··· Records to process ···

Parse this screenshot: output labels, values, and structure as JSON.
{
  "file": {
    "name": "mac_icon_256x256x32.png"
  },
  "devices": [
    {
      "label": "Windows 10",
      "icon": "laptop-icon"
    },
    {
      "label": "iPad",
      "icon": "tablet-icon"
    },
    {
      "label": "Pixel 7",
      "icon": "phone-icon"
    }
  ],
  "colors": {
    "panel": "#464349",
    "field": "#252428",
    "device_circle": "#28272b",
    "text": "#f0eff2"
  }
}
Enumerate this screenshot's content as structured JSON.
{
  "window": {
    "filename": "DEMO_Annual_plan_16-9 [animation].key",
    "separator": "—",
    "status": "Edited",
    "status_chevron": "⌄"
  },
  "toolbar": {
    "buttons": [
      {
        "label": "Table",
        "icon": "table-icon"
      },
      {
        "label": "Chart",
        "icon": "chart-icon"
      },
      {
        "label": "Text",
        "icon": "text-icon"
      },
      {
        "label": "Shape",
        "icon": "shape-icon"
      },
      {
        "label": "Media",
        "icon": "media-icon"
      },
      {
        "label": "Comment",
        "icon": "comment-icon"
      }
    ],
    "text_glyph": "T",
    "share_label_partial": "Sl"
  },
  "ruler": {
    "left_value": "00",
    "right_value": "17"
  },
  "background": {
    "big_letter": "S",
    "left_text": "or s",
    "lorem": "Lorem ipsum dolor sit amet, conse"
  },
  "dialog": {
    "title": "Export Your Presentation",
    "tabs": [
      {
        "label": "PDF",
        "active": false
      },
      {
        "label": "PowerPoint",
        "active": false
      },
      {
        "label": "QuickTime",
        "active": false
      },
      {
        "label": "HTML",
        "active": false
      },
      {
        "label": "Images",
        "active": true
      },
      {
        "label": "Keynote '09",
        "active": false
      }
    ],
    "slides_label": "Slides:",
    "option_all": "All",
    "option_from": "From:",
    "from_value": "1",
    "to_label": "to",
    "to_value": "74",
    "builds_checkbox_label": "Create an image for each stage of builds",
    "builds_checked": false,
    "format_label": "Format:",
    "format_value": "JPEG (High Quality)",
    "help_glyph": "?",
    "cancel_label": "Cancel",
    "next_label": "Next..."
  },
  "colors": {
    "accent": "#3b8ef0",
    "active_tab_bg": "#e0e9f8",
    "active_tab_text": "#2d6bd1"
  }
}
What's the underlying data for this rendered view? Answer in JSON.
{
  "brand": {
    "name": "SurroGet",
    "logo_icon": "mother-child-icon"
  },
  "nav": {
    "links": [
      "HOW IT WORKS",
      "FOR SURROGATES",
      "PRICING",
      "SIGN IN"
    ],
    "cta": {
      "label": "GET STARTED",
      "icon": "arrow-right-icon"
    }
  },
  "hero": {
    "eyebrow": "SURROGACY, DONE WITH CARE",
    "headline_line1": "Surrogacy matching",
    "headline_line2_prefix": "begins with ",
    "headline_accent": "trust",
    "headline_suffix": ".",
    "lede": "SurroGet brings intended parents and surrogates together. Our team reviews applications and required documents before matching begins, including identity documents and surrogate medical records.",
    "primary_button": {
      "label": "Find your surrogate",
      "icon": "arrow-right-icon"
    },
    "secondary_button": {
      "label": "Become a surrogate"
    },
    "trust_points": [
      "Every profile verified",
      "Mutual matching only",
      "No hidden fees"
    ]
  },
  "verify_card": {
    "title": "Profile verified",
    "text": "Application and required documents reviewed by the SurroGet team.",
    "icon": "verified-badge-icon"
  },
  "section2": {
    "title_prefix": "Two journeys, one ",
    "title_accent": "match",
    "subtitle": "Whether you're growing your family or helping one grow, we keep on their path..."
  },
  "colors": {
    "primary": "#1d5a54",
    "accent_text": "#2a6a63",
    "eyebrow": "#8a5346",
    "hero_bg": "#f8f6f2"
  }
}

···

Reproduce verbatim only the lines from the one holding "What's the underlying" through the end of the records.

What's the underlying data for this rendered view? Answer in JSON.
{
  "brand": {
    "name": "SurroGet",
    "logo_icon": "mother-child-icon"
  },
  "nav": {
    "links": [
      "HOW IT WORKS",
      "FOR SURROGATES",
      "PRICING",
      "SIGN IN"
    ],
    "cta": {
      "label": "GET STARTED",
      "icon": "arrow-right-icon"
    }
  },
  "hero": {
    "eyebrow": "SURROGACY, DONE WITH CARE",
    "headline_line1": "Surrogacy matching",
    "headline_line2_prefix": "begins with ",
    "headline_accent": "trust",
    "headline_suffix": ".",
    "lede": "SurroGet brings intended parents and surrogates together. Our team reviews applications and required documents before matching begins, including identity documents and surrogate medical records.",
    "primary_button": {
      "label": "Find your surrogate",
      "icon": "arrow-right-icon"
    },
    "secondary_button": {
      "label": "Become a surrogate"
    },
    "trust_points": [
      "Every profile verified",
      "Mutual matching only",
      "No hidden fees"
    ]
  },
  "verify_card": {
    "title": "Profile verified",
    "text": "Application and required documents reviewed by the SurroGet team.",
    "icon": "verified-badge-icon"
  },
  "section2": {
    "title_prefix": "Two journeys, one ",
    "title_accent": "match",
    "subtitle": "Whether you're growing your family or helping one grow, we keep on their path..."
  },
  "colors": {
    "primary": "#1d5a54",
    "accent_text": "#2a6a63",
    "eyebrow": "#8a5346",
    "hero_bg": "#f8f6f2"
  }
}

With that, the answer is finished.